◆ INSTRUCTIONS FOR THE TASK ◆
Would you retype every line below without changing anything?

Source records:
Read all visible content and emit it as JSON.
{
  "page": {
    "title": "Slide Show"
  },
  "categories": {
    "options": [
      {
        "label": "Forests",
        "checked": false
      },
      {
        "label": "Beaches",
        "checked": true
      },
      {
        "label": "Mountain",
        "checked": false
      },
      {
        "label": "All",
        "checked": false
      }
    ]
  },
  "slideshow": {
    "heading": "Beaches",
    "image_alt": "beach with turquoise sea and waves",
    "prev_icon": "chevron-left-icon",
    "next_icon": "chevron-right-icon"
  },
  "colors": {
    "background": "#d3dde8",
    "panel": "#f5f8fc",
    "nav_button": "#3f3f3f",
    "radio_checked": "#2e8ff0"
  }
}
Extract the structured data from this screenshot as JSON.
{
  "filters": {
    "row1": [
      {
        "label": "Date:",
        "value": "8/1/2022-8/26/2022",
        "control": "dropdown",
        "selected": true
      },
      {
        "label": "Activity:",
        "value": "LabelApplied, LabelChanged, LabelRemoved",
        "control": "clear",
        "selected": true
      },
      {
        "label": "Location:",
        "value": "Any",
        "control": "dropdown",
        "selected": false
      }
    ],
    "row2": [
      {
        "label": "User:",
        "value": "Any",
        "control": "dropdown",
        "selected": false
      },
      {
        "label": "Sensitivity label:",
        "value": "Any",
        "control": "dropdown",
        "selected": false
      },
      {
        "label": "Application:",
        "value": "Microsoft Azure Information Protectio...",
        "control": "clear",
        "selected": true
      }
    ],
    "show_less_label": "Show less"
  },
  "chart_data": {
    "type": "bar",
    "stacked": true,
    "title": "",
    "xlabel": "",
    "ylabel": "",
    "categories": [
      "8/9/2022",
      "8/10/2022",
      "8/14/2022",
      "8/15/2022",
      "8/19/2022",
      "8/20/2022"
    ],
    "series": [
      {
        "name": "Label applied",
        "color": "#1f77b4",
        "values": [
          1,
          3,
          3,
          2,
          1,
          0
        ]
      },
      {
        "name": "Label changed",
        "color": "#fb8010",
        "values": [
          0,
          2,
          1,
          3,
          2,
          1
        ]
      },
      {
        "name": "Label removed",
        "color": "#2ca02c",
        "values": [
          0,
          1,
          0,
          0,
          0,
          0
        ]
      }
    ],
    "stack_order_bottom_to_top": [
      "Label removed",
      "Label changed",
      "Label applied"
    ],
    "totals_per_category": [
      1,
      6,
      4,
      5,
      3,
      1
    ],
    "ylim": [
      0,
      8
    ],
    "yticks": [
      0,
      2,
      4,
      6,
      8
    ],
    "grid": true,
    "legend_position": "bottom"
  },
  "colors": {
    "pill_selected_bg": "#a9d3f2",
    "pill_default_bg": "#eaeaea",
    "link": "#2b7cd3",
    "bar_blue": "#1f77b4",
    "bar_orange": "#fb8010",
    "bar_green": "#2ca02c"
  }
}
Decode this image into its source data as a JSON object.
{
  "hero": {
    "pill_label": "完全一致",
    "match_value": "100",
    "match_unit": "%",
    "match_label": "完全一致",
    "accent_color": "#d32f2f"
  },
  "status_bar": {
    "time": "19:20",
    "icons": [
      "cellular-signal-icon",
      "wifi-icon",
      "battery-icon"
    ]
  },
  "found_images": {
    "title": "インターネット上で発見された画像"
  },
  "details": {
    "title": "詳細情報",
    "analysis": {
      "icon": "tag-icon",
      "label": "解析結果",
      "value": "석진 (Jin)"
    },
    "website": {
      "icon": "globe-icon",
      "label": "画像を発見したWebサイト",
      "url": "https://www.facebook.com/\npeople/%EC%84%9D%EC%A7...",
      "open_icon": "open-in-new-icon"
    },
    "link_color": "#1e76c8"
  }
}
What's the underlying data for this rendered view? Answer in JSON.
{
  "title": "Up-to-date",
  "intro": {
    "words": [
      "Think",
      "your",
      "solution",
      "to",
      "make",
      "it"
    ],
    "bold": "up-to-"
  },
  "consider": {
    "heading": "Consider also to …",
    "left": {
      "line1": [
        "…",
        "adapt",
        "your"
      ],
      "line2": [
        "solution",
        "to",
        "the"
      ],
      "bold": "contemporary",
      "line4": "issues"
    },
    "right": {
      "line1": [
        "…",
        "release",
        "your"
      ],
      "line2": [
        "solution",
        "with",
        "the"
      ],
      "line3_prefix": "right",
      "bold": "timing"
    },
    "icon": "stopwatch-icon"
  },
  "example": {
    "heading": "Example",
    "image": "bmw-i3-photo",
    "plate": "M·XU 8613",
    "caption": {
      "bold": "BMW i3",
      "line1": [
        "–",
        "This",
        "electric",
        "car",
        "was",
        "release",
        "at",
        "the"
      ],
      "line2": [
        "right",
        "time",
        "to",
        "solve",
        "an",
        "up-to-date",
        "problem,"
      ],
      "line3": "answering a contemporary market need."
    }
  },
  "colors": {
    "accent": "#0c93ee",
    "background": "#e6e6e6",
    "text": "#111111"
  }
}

◆ REPLY ◆
Read all visible content and emit it as JSON.
{
  "page": {
    "title": "Slide Show"
  },
  "categories": {
    "options": [
      {
        "label": "Forests",
        "checked": false
      },
      {
        "label": "Beaches",
        "checked": true
      },
      {
        "label": "Mountain",
        "checked": false
      },
      {
        "label": "All",
        "checked": false
      }
    ]
  },
  "slideshow": {
    "heading": "Beaches",
    "image_alt": "beach with turquoise sea and waves",
    "prev_icon": "chevron-left-icon",
    "next_icon": "chevron-right-icon"
  },
  "colors": {
    "background": "#d3dde8",
    "panel": "#f5f8fc",
    "nav_button": "#3f3f3f",
    "radio_checked": "#2e8ff0"
  }
}
Extract the structured data from this screenshot as JSON.
{
  "filters": {
    "row1": [
      {
        "label": "Date:",
        "value": "8/1/2022-8/26/2022",
        "control": "dropdown",
        "selected": true
      },
      {
        "label": "Activity:",
        "value": "LabelApplied, LabelChanged, LabelRemoved",
        "control": "clear",
        "selected": true
      },
      {
        "label": "Location:",
        "value": "Any",
        "control": "dropdown",
        "selected": false
      }
    ],
    "row2": [
      {
        "label": "User:",
        "value": "Any",
        "control": "dropdown",
        "selected": false
      },
      {
        "label": "Sensitivity label:",
        "value": "Any",
        "control": "dropdown",
        "selected": false
      },
      {
        "label": "Application:",
        "value": "Microsoft Azure Information Protectio...",
        "control": "clear",
        "selected": true
      }
    ],
    "show_less_label": "Show less"
  },
  "chart_data": {
    "type": "bar",
    "stacked": true,
    "title": "",
    "xlabel": "",
    "ylabel": "",
    "categories": [
      "8/9/2022",
      "8/10/2022",
      "8/14/2022",
      "8/15/2022",
      "8/19/2022",
      "8/20/2022"
    ],
    "series": [
      {
        "name": "Label applied",
        "color": "#1f77b4",
        "values": [
          1,
          3,
          3,
          2,
          1,
          0
        ]
      },
      {
        "name": "Label changed",
        "color": "#fb8010",
        "values": [
          0,
          2,
          1,
          3,
          2,
          1
        ]
      },
      {
        "name": "Label removed",
        "color": "#2ca02c",
        "values": [
          0,
          1,
          0,
          0,
          0,
          0
        ]
      }
    ],
    "stack_order_bottom_to_top": [
      "Label removed",
      "Label changed",
      "Label applied"
    ],
    "totals_per_category": [
      1,
      6,
      4,
      5,
      3,
      1
    ],
    "ylim": [
      0,
      8
    ],
    "yticks": [
      0,
      2,
      4,
      6,
      8
    ],
    "grid": true,
    "legend_position": "bottom"
  },
  "colors": {
    "pill_selected_bg": "#a9d3f2",
    "pill_default_bg": "#eaeaea",
    "link": "#2b7cd3",
    "bar_blue": "#1f77b4",
    "bar_orange": "#fb8010",
    "bar_green": "#2ca02c"
  }
}
Decode this image into its source data as a JSON object.
{
  "hero": {
    "pill_label": "完全一致",
    "match_value": "100",
    "match_unit": "%",
    "match_label": "完全一致",
    "accent_color": "#d32f2f"
  },
  "status_bar": {
    "time": "19:20",
    "icons": [
      "cellular-signal-icon",
      "wifi-icon",
      "battery-icon"
    ]
  },
  "found_images": {
    "title": "インターネット上で発見された画像"
  },
  "details": {
    "title": "詳細情報",
    "analysis": {
      "icon": "tag-icon",
      "label": "解析結果",
      "value": "석진 (Jin)"
    },
    "website": {
      "icon": "globe-icon",
      "label": "画像を発見したWebサイト",
      "url": "https://www.facebook.com/\npeople/%EC%84%9D%EC%A7...",
      "open_icon": "open-in-new-icon"
    },
    "link_color": "#1e76c8"
  }
}
What's the underlying data for this rendered view? Answer in JSON.
{
  "title": "Up-to-date",
  "intro": {
    "words": [
      "Think",
      "your",
      "solution",
      "to",
      "make",
      "it"
    ],
    "bold": "up-to-"
  },
  "consider": {
    "heading": "Consider also to …",
    "left": {
      "line1": [
        "…",
        "adapt",
        "your"
      ],
      "line2": [
        "solution",
        "to",
        "the"
      ],
      "bold": "contemporary",
      "line4": "issues"
    },
    "right": {
      "line1": [
        "…",
        "release",
        "your"
      ],
      "line2": [
        "solution",
        "with",
        "the"
      ],
      "line3_prefix": "right",
      "bold": "timing"
    },
    "icon": "stopwatch-icon"
  },
  "example": {
    "heading": "Example",
    "image": "bmw-i3-photo",
    "plate": "M·XU 8613",
    "caption": {
      "bold": "BMW i3",
      "line1": [
        "–",
        "This",
        "electric",
        "car",
        "was",
        "release",
        "at",
        "the"
      ],
      "line2": [
        "right",
        "time",
        "to",
        "solve",
        "an",
        "up-to-date",
        "problem,"
      ],
      "line3": "answering a contemporary market need."
    }
  },
  "colors": {
    "accent": "#0c93ee",
    "background": "#e6e6e6",
    "text": "#111111"
  }
}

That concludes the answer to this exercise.